Dr McNally and his team looked back at all previously published information regarding these tumours to develop an accurate and up-to-date figure-set on the incidence, survival and possible cause of primary bone cancer in children and young adults. They did so by investigating this data in Northern England and the West Midlands in an attempt to identify any trends in incidence or environmental risk factors that may require further investigation.
What were the key findings of this project?
The review covered all studies published from 1970 to 2006, in an attempt to determine trends such as; gender, age at diagnosis, location, incidence and survival. From this, the team highlighted numerous aspects, such as:
- Children aged 0-14years show equal incidence of bone tumours by gender, but in adolescents aged 15-19 these tumours are more common in males.
- Primary bone cancer is rarely diagnosed in children under the age of 5 years and most commonly diagnosed around the time of puberty; which coincides with peak bone growth.
- Five year survival from bone tumours has increased since 1970, although there has been little improvement since 1990.
- Survival in the UK is lower than in the West, North and South regions of Europe although higher than in East Europe.
- Survival is higher in the USA than in Europe.
- Survival for primary bone cancer decreases with age of diagnosis, with adolescents showing lower five year survival rates than children.
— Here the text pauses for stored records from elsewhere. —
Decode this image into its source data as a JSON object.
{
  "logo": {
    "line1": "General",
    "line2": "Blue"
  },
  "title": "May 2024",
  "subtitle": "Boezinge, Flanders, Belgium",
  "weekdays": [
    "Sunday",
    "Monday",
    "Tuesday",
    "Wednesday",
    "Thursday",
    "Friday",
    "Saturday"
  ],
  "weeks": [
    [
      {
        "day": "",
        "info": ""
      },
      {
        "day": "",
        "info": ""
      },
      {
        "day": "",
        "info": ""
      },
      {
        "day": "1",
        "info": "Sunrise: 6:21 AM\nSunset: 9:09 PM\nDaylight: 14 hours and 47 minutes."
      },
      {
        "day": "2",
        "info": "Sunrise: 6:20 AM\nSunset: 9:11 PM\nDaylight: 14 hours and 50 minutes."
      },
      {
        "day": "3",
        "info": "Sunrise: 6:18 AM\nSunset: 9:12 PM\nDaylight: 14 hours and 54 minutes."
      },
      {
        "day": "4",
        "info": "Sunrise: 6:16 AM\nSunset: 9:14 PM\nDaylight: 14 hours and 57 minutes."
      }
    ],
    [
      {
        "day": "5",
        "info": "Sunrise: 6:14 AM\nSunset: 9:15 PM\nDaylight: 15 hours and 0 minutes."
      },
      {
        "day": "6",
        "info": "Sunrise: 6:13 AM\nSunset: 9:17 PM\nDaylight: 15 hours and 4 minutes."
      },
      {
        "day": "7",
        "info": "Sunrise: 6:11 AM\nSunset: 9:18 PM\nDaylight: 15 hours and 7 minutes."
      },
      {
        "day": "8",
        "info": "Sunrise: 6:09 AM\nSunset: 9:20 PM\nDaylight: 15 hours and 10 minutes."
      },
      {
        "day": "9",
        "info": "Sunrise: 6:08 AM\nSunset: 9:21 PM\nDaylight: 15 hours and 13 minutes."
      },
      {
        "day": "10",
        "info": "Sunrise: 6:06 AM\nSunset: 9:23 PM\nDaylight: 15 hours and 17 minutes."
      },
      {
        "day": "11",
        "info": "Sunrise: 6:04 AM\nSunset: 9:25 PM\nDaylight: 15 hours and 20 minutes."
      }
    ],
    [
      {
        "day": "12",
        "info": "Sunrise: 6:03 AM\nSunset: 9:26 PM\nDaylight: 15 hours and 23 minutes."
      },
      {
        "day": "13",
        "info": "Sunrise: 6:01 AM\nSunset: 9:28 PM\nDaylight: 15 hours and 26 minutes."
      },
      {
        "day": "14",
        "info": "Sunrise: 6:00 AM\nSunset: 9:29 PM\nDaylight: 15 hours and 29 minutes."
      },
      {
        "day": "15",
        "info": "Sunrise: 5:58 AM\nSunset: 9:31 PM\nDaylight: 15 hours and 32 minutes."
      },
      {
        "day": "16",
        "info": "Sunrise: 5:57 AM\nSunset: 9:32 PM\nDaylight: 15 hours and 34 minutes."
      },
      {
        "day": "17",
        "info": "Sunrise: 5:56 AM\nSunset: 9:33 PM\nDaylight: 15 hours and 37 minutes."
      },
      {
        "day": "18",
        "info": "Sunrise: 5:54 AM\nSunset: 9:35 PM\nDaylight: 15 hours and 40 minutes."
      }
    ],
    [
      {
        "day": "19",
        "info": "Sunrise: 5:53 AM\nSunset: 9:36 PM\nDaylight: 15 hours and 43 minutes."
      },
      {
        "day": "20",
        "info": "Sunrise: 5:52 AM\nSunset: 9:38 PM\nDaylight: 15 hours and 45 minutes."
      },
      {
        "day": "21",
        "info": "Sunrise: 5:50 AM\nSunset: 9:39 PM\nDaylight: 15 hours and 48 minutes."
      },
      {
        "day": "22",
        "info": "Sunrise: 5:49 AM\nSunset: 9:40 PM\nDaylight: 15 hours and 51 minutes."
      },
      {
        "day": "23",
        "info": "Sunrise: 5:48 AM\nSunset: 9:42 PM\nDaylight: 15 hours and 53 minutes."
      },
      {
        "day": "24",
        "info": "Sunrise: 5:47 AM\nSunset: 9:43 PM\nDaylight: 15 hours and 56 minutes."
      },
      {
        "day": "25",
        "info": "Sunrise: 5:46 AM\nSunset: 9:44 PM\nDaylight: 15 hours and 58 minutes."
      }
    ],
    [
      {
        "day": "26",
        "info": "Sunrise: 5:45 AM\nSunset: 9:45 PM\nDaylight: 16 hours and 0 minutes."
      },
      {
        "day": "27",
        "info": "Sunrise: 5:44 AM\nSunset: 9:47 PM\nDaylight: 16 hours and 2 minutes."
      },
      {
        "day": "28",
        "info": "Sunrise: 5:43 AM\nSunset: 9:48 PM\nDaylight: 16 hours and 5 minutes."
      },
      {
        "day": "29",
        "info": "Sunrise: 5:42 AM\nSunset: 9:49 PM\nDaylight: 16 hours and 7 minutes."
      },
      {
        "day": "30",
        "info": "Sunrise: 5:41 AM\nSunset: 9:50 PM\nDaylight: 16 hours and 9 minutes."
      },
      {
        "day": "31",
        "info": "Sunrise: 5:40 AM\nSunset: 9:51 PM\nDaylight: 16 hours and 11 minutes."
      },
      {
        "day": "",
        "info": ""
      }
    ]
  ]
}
Although it is difficult to draw conclusions from these results, Dr McNally found a younger age at puberty, an exposure to fluoride and a family history of cancer to be associated with the development of primary bone cancer. Although no associations were firmly established by the study, the team in Newcastle felt the results warranted continued research to confirm or refute these associations. To support this, The Bone Cancer Research funded further research by this group in 2008 to investigate the possibility of fluoride exposure being associated to the development of primary bone cancer in children and young adults. You can read about his project here.